A: Yes, corporate customers, including government, education and enterprises of various sizes are our major customers in China, while Dell offers a broad range of products and services for different type of customers.
Q: So, Dell is said to be focusing on the high-end market because the margins in the consumer market isn't there. Can you further comment on this?
A: We provide computer systems and services to the full range of customers, including consumers, for whom we offer a broad variety of computers and prices, from the low end to the high. Our focus on the largest, fastest-growing, most-profitable parts of the business, including within individual customer segments…Our primary interest remains on sales of servers, storage systems and services to corporate and institutional customers.
Chris Patten, Former EU Commissioner for External Relations until, writing in the Financial Times:
"Unlike many American strategists, Europeans have not seen China's rise as a threat… surely we are generally correct in Europe to conclude that China, for all its lamentable human rights re-cord, would only be a threat if it were to fail." Robert Zoellick, US Deputy Secretary of State: "If it isn't clear why the United States should suggest a cooperative relationship with China, consider the alternatives. Picture the wide range of global challenges we face in the years ahead – terrorism and extremists exploiting Islam, the proliferation of weapons of mass destruction, poverty, disease – and ask whether it would be easier or harder to handle those problems if the United States and China were cooperating or at odds."
Chinese Finance Minister Jin Renqing:
"China needs to approach the currency exchange rate from the perspective of China's economic interests first and foremost …We will not listen to someone else's conductor when doing what we need to do."
Richard Parsons, Chief Executive of Time Warner Inc:
"[China is] a very tough market for a media and entertainment company …Because of some fundamental things, [such as] rule of law. It's hard to make long-term investments, long-term deals if you don't exactly know what the playing field is going to look like… [the Chinese] could fall asleep on the switch and the Indians will go right by them."
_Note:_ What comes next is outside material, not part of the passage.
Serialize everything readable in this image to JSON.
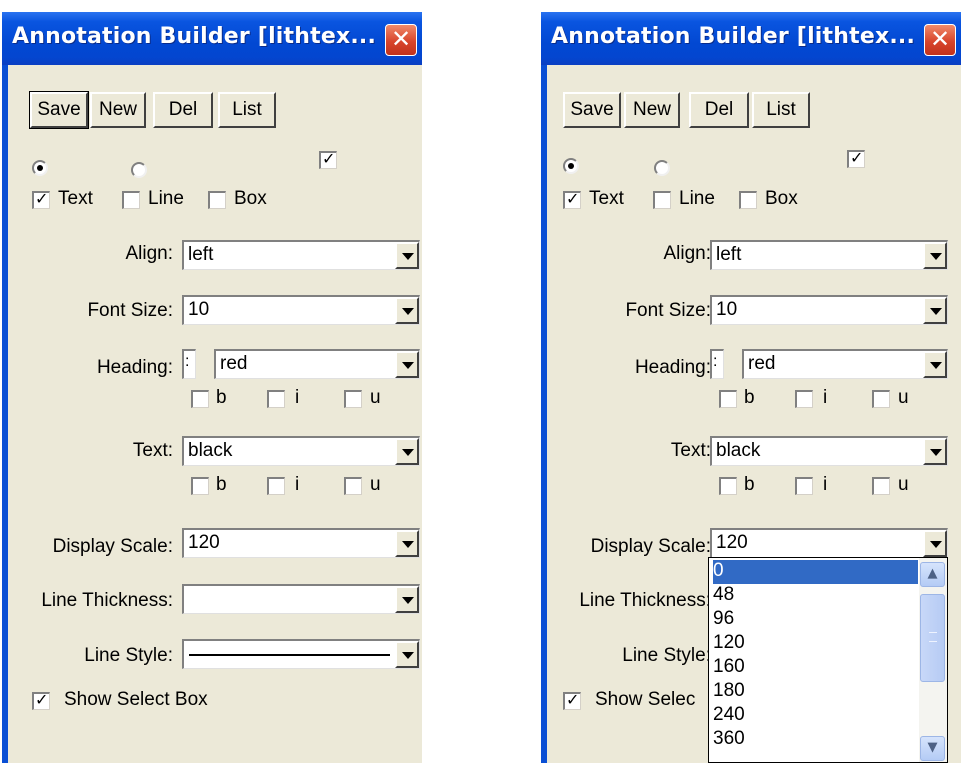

John W. Snow, US Treasury Secretary:
"Go to the hotels in Shanghai and you get hotel services as good as anywhere in the world.."They've imported their hotels. What we're saying is you can do the same thing in finance."
Morgan Stanley economist Andy Xie, writing on the bank's website:
"China is still trapped in a cheap money equilibrium in which businesses and individuals focus on making quick money rather than building up competitiveness. When the cheap money disappears and China falls on hard times, this will in our view create a new equilibrium in which businesses and individuals be-come willing to focus on long-term is-sues."
Zhou Xiaochuan, the governor of the People's Bank of China, in an interview with Caijing, a business magazine:
"In the next three years, if domestic demand can't be expanded, the Chinese economy would increasingly rely on exports to maintain its growth momentum, which would incur greater pressure over issues like trade, the exchange rate and intellectual property rights."
Australian Foreign Minister Alexander Downer on ABC radio:
"If China wanted to negotiate with Australia a nuclear safeguards agreement and that was satisfactorily negotiated, we would be able to export uranium to China."
EU research commissioner Janez Potocnik, to the EU Observer:
"If we think that the competition from emerging economies such as China and India is simply about low wages and manufacturing, then we are kidding ourselves."
Chinese Foreign Ministry spokesman Kong Quan:
"China hopes Iran, the EU and other relevant sides to maintain patience, show fiexibility and take concrete and practical steps to break the stalemate and promptly resume dialogue, consultation and negotiations."
Taiwan vice premier Wu Rong-i:
"China is not a free country, but we've already enjoyed an open society. Our per capita income is much higher. Going to there as tourists is OK, but very few want to be part of China."